Hopkins graduate student in biology whose fervent desire to
participate in the program allowed him to join the
undergraduates. "She really needed us. Everything we
offered was exactly what she was looking for. She got
pretty emotional and told us how glad she was that we were
there. It's a great feeling to actually see the results,
and on my first day."
Project Health's lead founder — then Harvard
sophomore Rebecca Onie, working with Barry Zuckerman, a
professor at Boston University School of Medicine and a
pediatrician at Boston Medical Center — set out to
confront barriers to proper health faced by low-income
families and to engage undergraduates in intense,
Between 1996 and 1998, Project Heath launched its
first activities, including the family help desk; an asthma
swimming program; a girls fitness and nutrition program;
and Strive, a social and educational after-school program
for teens with sickle cell disease.
Since 1998, the program has been expanded to four
other cities, New York, Providence, Washington, D.C., and,
most recently, Baltimore. Each year, more than 300 college
students devote 75,000 volunteer hours to Project Health
Mark Marino of Baltimore HealthCare Access, city site
director for Project Health, says that Johns Hopkins was
chosen as a university partner because of its reputation
for excellence and its renowned medical and public health
Marino says that in their volunteer roles, the
students serve as advocates for the patients and their
families, providing them as much information as possible
using a database of local services that have been screened
and have proven track records. The volunteers also help
fill out necessary applications, contact agencies directly
and conduct follow-up phone calls to their clients to make
sure they are getting the assistance they need.
"We give [students] the freedom to get as involved
with these people as much as they want and feel comfortable
with," Marino says.
Sam Zand, a senior majoring in public health studies
at JHU and the program's student co-coordinator, says that
Project Health has provided him the perfect way to apply
the knowledge he's learned in class and make a difference
"We are not just a referral desk. We are teaching
people how to work a system that can be convoluted," Zand
says. "It's not always easy to access resources, even if
you know about them. Our main goals are to teach the

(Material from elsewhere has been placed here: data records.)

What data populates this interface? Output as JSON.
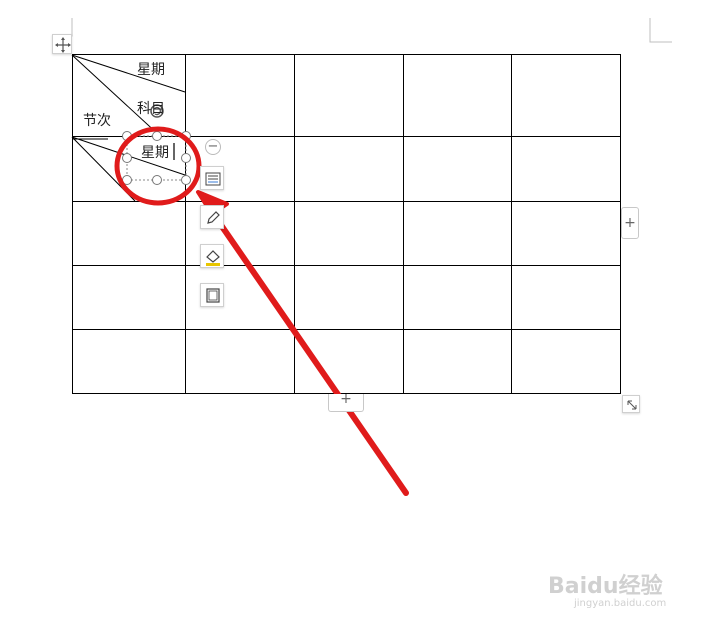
{
  "table": {
    "header_top_text": "星期",
    "header_middle_text": "科目",
    "header_left_text": "节次",
    "textbox_text": "星期"
  },
  "controls": {
    "row_add_label": "+",
    "column_add_label": "+",
    "remove_label": "−"
  },
  "watermark": {
    "brand": "Baidu经验",
    "domain": "jingyan.baidu.com"
  },
  "colors": {
    "annotation_red": "#e01b1b",
    "grid_line": "#000000",
    "handle_gray": "#777777"
  }
}
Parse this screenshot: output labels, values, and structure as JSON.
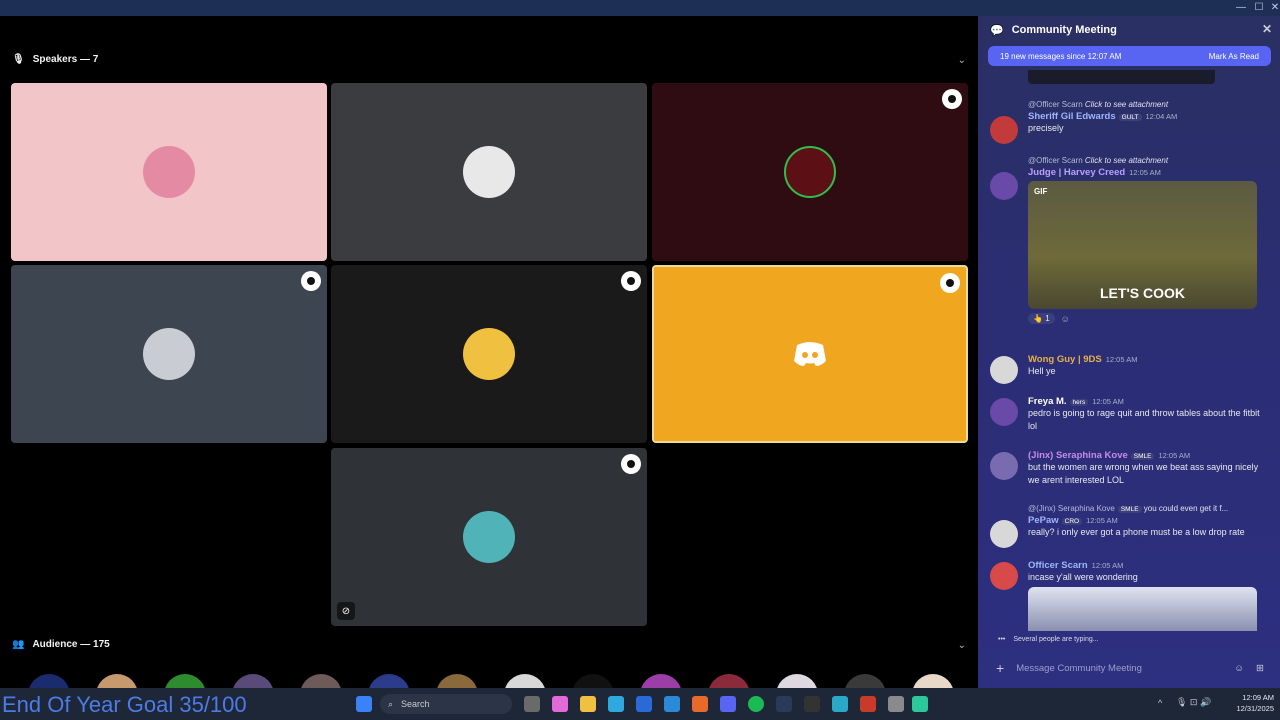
{
  "stage": {
    "speakers_label": "Speakers — 7",
    "audience_label": "Audience — 175",
    "accent": "#f0a61e"
  },
  "chat": {
    "title": "Community Meeting",
    "new_messages": "19 new messages since 12:07 AM",
    "mark_as_read": "Mark As Read",
    "messages": [
      {
        "reply_user": "@Officer Scarn",
        "reply_text": "Click to see attachment",
        "user": "Sheriff Gil Edwards",
        "tag": "GULT",
        "time": "12:04 AM",
        "text": "precisely"
      },
      {
        "reply_user": "@Officer Scarn",
        "reply_text": "Click to see attachment",
        "user": "Judge | Harvey Creed",
        "time": "12:05 AM",
        "gif_label": "GIF",
        "gif_caption": "LET'S COOK",
        "reaction_count": "1"
      },
      {
        "user": "Wong Guy | 9DS",
        "time": "12:05 AM",
        "text": "Hell ye"
      },
      {
        "user": "Freya M.",
        "tag": "hers",
        "time": "12:05 AM",
        "text": "pedro is going to rage quit and throw tables about the fitbit lol"
      },
      {
        "user": "(Jinx) Seraphina Kove",
        "tag": "SMLE",
        "time": "12:05 AM",
        "text": "but the women are wrong when we beat ass saying nicely we arent interested LOL"
      },
      {
        "reply_user": "@(Jinx) Seraphina Kove",
        "reply_tag": "SMLE",
        "reply_text": "you could even get it f...",
        "user": "PePaw",
        "tag": "CRO",
        "time": "12:05 AM",
        "text": "really? i only ever got a phone must be a low drop rate"
      },
      {
        "user": "Officer Scarn",
        "time": "12:05 AM",
        "text": "incase y'all were wondering"
      }
    ],
    "typing": "Several people are typing...",
    "composer_placeholder": "Message Community Meeting"
  },
  "overlay": {
    "goal": "End Of Year Goal 35/100"
  },
  "taskbar": {
    "search": "Search",
    "time": "12:09 AM",
    "date": "12/31/2025"
  }
}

patient how the system works, find the right person to talk
to and find out which services are the best."
Zand says he and his fellow volunteers also want to be

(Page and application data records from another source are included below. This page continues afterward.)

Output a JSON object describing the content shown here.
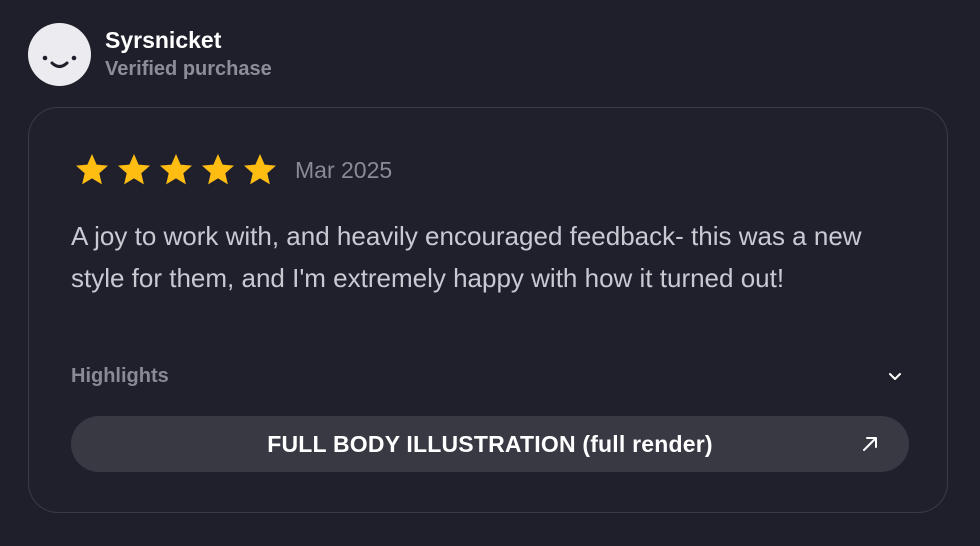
{
  "reviewer": {
    "name": "Syrsnicket",
    "status": "Verified purchase",
    "avatar_icon": "smiley-face-icon"
  },
  "review": {
    "rating": 5,
    "rating_max": 5,
    "date": "Mar 2025",
    "body": "A joy to work with, and heavily encouraged feedback- this was a new style for them, and I'm extremely happy with how it turned out!",
    "highlights_label": "Highlights",
    "product_label": "FULL BODY ILLUSTRATION (full render)",
    "icons": {
      "star": "star-icon",
      "expand": "chevron-down-icon",
      "open": "arrow-up-right-icon"
    }
  },
  "colors": {
    "background": "#1f1f2b",
    "star": "#ffbd12",
    "text_primary": "#ffffff",
    "text_muted": "#8a8a95",
    "pill": "#393944"
  }
}
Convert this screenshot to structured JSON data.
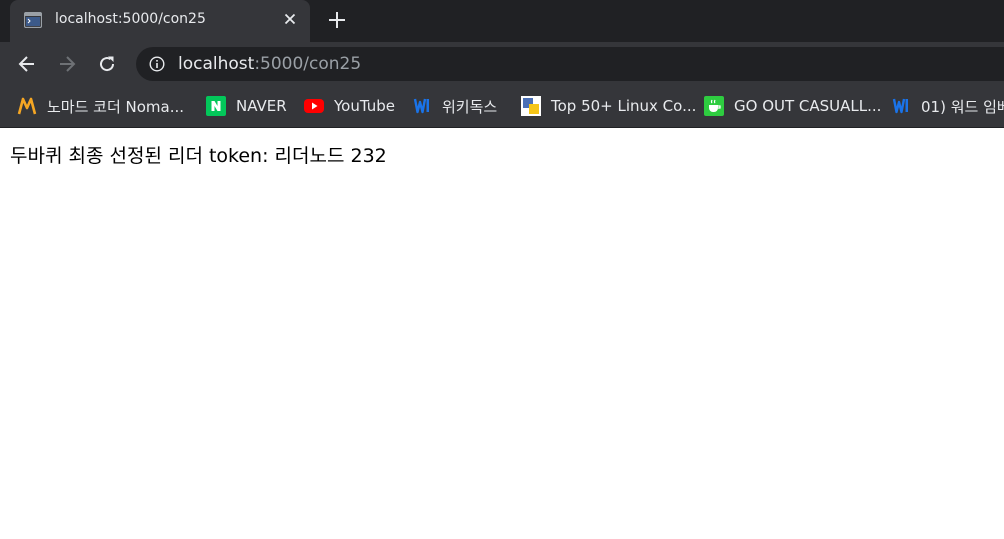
{
  "tab": {
    "title": "localhost:5000/con25",
    "favicon": "terminal-page-icon"
  },
  "toolbar": {
    "url_host": "localhost",
    "url_rest": ":5000/con25"
  },
  "bookmarks": [
    {
      "label": "노마드 코더 Noma...",
      "icon": "nomad-coder-icon"
    },
    {
      "label": "NAVER",
      "icon": "naver-icon"
    },
    {
      "label": "YouTube",
      "icon": "youtube-icon"
    },
    {
      "label": "위키독스",
      "icon": "wikidocs-icon"
    },
    {
      "label": "Top 50+ Linux Co...",
      "icon": "linux-site-icon"
    },
    {
      "label": "GO OUT CASUALL...",
      "icon": "gooutcasual-icon"
    },
    {
      "label": "01) 워드 임베",
      "icon": "wikidocs-icon"
    }
  ],
  "page": {
    "text": "두바퀴 최종 선정된 리더 token: 리더노드 232"
  },
  "colors": {
    "tabstrip": "#202124",
    "toolbar": "#35363a",
    "omnibox": "#202124",
    "text_light": "#e8eaed",
    "text_dim": "#9aa0a6",
    "page_bg": "#ffffff"
  }
}
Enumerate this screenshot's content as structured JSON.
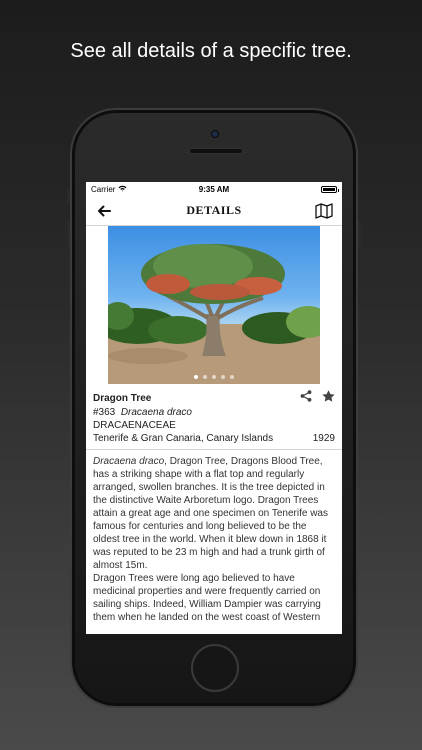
{
  "headline": "See all details of a specific tree.",
  "status_bar": {
    "carrier": "Carrier",
    "time": "9:35 AM"
  },
  "nav": {
    "title": "DETAILS",
    "back_icon": "arrow-left-icon",
    "map_icon": "map-icon"
  },
  "gallery": {
    "image_count": 5,
    "active_index": 0
  },
  "tree": {
    "common_name": "Dragon Tree",
    "number": "#363",
    "scientific_name": "Dracaena draco",
    "family": "DRACAENACEAE",
    "origin": "Tenerife & Gran Canaria, Canary Islands",
    "year": "1929"
  },
  "actions": {
    "share_icon": "share-icon",
    "favorite_icon": "star-icon"
  },
  "description": {
    "p1_italic": "Dracaena draco",
    "p1_rest": ", Dragon Tree, Dragons Blood Tree, has a striking shape with a flat top and regularly arranged, swollen branches. It is the tree depicted in the distinctive Waite Arboretum logo. Dragon Trees attain a great age and one specimen on Tenerife was famous for centuries and long believed to be the oldest tree in the world. When it blew down in 1868 it was reputed to be 23 m high and had a trunk girth of almost 15m.",
    "p2": "Dragon Trees were long ago believed to have medicinal properties and were frequently carried on sailing ships. Indeed, William Dampier was carrying them when he landed on the west coast of Western"
  }
}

in a position to hold the services accountable if they are
"We want to know if [the client was] told to come back
later or felt pushed aside," he says.
The students, who sign up for a year's service, work
one two-hour shift a week and also take part in a weekly
"reflection" session to discuss their progress and any
issues that arise.
Marino says that future plans for Project Health in
Baltimore include expanding with more students, more
schools and more medical centers.
"In the coming years, we plan to have students in
substance abuse sites, free clinics, community-based
organizations and other places," he says. "One of our goals
is to allow students to get a better understanding of the
needs of Baltimore residents and the community where they
now live. They can also take this experience and apply it
to future goals. Many volunteers go on to medical or law
school, and this program provides them a glimpse into what
they will be doing with their professional lives."
Sonia Sarkar was one of the first students to sign up
for the program and now serves as JHU's Project Health
program coordinator. Sarkar's first referral involved
helping a grandmother obtain more information on
special-education programs for her granddaughter. Sarkar
consulted the database to connect the client with programs
that offered more consistent and comprehensive services
than her granddaughter was currently getting.
Sarkar, a Johns Hopkins sophomore majoring in public
health studies, says her experience so far has been both
fun and rewarding.
"There are a lot of volunteer opportunities around
campus and good organizations to work for, but this program
offered me some hands-on experience in public health
advocacy, and that is something I'm very interested in,"
Sarkar says. "I'm really looking forward to getting the
word out about this great program."